Where's my Nobel Prize?

Thursday, November 12, 2009

I ain't scared!


A phobia is a "persistent, irrational fear of a specific object, activity, or situation that leads to a compelling desire to avoid it." These phobias come in many shapes and sizes. Some are more incapacitating than others.

Topping the list of the ten most phobias is arachnophobia (the fear of spiders), and ophidiophobia (the fear of snakes). Not too much further down the list is cynophobia - the fear of dogs. I'm not ashamed to admit that I'm a recovering cynophobic. As the saying goes, "time heals all wounds." I know that I'm not a completely recovered cynophobe but I'm working on it. However, there are bigger fish to fry right now.
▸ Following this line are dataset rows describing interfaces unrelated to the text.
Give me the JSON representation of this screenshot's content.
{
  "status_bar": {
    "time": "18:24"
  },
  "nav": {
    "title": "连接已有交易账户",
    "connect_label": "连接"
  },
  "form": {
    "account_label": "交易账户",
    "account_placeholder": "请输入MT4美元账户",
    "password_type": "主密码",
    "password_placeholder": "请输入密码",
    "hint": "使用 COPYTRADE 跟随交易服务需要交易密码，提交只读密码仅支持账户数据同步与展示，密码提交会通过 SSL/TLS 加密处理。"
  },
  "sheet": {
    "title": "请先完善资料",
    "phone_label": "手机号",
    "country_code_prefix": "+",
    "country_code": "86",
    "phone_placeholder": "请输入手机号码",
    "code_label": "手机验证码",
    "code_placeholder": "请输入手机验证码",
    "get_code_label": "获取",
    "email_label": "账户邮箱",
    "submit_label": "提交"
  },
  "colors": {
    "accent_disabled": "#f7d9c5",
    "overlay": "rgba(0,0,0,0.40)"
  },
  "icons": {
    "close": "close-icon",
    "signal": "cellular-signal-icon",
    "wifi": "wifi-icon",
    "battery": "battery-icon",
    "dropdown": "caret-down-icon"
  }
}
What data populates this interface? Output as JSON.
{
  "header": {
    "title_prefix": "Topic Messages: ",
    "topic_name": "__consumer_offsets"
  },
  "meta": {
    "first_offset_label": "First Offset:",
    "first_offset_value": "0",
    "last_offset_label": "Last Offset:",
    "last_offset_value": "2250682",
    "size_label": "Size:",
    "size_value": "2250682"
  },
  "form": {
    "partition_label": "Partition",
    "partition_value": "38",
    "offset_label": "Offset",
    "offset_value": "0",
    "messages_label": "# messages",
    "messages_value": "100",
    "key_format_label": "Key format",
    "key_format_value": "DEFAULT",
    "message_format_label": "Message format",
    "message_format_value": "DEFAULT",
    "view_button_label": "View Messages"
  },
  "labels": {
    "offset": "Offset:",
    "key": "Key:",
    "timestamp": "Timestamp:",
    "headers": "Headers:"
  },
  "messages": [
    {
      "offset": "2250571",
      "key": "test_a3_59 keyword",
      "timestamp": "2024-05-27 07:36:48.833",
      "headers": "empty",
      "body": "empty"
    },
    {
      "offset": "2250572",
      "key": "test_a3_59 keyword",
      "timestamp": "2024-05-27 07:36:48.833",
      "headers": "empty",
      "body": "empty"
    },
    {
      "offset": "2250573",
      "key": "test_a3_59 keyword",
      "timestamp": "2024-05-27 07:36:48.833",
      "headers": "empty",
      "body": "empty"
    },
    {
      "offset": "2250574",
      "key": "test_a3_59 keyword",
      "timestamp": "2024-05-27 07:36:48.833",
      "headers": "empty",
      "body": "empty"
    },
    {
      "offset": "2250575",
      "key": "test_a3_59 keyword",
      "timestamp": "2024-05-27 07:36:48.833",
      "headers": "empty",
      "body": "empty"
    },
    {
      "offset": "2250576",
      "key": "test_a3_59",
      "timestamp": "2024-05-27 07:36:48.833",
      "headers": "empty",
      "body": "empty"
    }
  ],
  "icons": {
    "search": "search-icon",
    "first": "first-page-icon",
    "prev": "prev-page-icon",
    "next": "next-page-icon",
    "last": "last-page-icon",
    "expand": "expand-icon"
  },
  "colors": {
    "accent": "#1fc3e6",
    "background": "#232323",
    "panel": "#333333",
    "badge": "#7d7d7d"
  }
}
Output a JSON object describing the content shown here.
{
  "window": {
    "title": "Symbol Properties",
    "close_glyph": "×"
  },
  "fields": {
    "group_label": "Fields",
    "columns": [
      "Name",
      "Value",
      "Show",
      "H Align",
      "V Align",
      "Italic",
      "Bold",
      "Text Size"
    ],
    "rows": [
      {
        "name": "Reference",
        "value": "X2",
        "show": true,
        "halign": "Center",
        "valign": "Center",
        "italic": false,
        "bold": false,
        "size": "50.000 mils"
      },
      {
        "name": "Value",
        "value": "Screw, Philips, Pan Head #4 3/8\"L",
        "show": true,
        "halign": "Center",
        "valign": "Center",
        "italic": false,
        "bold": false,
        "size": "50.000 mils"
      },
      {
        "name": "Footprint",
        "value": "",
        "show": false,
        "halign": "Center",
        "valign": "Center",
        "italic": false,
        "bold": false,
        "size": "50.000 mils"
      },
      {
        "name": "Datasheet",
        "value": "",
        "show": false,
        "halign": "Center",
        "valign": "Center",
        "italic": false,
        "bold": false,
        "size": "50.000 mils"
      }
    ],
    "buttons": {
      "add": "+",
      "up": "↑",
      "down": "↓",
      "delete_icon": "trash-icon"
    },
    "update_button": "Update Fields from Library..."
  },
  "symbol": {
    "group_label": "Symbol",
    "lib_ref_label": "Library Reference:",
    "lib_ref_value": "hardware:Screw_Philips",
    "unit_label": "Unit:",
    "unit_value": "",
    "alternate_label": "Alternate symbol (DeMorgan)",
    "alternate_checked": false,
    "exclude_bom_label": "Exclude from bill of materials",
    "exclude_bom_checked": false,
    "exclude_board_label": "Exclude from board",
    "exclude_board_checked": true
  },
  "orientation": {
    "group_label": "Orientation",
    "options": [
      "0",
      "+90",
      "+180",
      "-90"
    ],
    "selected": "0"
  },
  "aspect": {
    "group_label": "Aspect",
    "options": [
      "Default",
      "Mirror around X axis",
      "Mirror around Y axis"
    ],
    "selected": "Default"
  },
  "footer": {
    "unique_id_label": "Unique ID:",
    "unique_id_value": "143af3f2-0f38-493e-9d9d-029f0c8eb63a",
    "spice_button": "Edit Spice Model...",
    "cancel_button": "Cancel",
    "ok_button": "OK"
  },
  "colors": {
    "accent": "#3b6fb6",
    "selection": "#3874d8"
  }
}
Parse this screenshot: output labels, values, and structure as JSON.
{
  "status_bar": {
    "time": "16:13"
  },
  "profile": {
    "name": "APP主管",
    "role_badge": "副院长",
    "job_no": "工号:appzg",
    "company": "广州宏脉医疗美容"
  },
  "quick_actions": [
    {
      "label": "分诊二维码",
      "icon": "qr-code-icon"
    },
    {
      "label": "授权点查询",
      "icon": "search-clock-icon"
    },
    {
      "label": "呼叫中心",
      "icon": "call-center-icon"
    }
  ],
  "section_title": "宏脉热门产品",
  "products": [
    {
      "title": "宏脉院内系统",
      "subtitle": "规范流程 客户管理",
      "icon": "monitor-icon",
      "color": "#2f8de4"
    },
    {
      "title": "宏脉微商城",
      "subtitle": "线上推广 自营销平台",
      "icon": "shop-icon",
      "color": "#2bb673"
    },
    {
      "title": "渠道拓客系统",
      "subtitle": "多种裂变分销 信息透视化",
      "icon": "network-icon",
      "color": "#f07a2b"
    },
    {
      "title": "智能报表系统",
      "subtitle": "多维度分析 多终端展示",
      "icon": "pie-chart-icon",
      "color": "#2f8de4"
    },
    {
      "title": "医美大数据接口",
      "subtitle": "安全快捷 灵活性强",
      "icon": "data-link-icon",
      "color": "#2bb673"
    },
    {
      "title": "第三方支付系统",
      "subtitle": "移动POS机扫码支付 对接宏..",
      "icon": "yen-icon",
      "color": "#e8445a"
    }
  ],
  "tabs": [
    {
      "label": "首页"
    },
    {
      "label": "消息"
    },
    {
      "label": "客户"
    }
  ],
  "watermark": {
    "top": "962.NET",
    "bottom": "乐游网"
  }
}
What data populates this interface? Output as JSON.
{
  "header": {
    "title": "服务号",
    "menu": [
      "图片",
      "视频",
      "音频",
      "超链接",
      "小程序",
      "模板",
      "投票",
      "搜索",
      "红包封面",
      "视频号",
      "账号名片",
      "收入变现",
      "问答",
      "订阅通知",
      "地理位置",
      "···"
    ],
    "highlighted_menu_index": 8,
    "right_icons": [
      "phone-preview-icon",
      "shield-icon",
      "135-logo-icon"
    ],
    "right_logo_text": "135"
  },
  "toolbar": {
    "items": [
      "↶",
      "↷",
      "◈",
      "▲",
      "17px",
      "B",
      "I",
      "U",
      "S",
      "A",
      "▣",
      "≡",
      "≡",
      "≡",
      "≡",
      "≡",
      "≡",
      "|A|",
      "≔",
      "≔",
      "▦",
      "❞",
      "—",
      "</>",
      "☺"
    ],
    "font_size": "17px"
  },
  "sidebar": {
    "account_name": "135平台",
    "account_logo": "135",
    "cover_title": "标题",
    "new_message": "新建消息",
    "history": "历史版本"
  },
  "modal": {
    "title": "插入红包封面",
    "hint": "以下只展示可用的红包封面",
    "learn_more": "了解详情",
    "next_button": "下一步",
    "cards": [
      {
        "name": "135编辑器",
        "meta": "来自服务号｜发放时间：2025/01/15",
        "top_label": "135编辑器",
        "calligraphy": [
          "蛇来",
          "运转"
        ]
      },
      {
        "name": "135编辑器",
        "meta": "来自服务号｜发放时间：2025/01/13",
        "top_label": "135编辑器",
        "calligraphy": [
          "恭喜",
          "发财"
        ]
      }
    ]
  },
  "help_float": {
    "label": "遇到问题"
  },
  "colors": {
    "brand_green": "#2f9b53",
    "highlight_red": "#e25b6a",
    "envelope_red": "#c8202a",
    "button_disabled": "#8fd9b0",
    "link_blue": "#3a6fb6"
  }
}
I also have two lesser known, but equally debilitating, phobias. I don't know that they have names just yet as they are probably off the phobologists' collective radar. Don't laugh...these are things I deal with on a daily basis. I haven't yet developed a complex over them, but I'm convinced that's due solely to my vigilance in protecting myself against these phobias so they don't come to pass.

What are these irrational fears, you ask?

Firstly, I'm afraid that I'll be walking in public with my zipper down. Zipping up becomes such a part of the routine that there are times that you don't think about it at all. It's kind of like when you are driving somewhere familiar and all of a sudden *POOF* you're there and you have no idea how you got there, but yet there you are. When this kind of short-term amnesia is zipper-related, a moment of panic ensues - did I zip up or did I forget..I don't know...I can't remember! Alarm bells ring, my face flushes and I immediately seek a casual way of checking to make sure I'm secure down south. I'm usually able to accomplish this by a subtle belt buckle adjustment. So far I haven't had any issues, that I know of anyway.

My other phobia, coincidentally, involves bathrooms. However, this time it's a place I'm not familiar with that scares me - the women's bathroom. Sometimes when you're in a public place and in a hurry to answer nature's call you just rush into the nearest restroom. Like driving and zipping up, this can be an autopilot occurrence. Sometimes I don't check the signs well enough as I'm walking in. There is a split second of sheer horror as I realize that I may have just walked cavalier-like into the women's restroom. I wait for the inevitable screaming, but it doesn't come. There's a urinal. Ahhh...I picked the right door. I've been lucky so far, but one day, unavoidably, I fear I will pick the wrong door and have to deal with the consequences of it.

They say the best way to overcome a fear is to face it head on, so if you see me with my zipper down heading into the women's restroom, just pat me on the back, wish me well, praise me for my courage and know that I'm confronting my fear.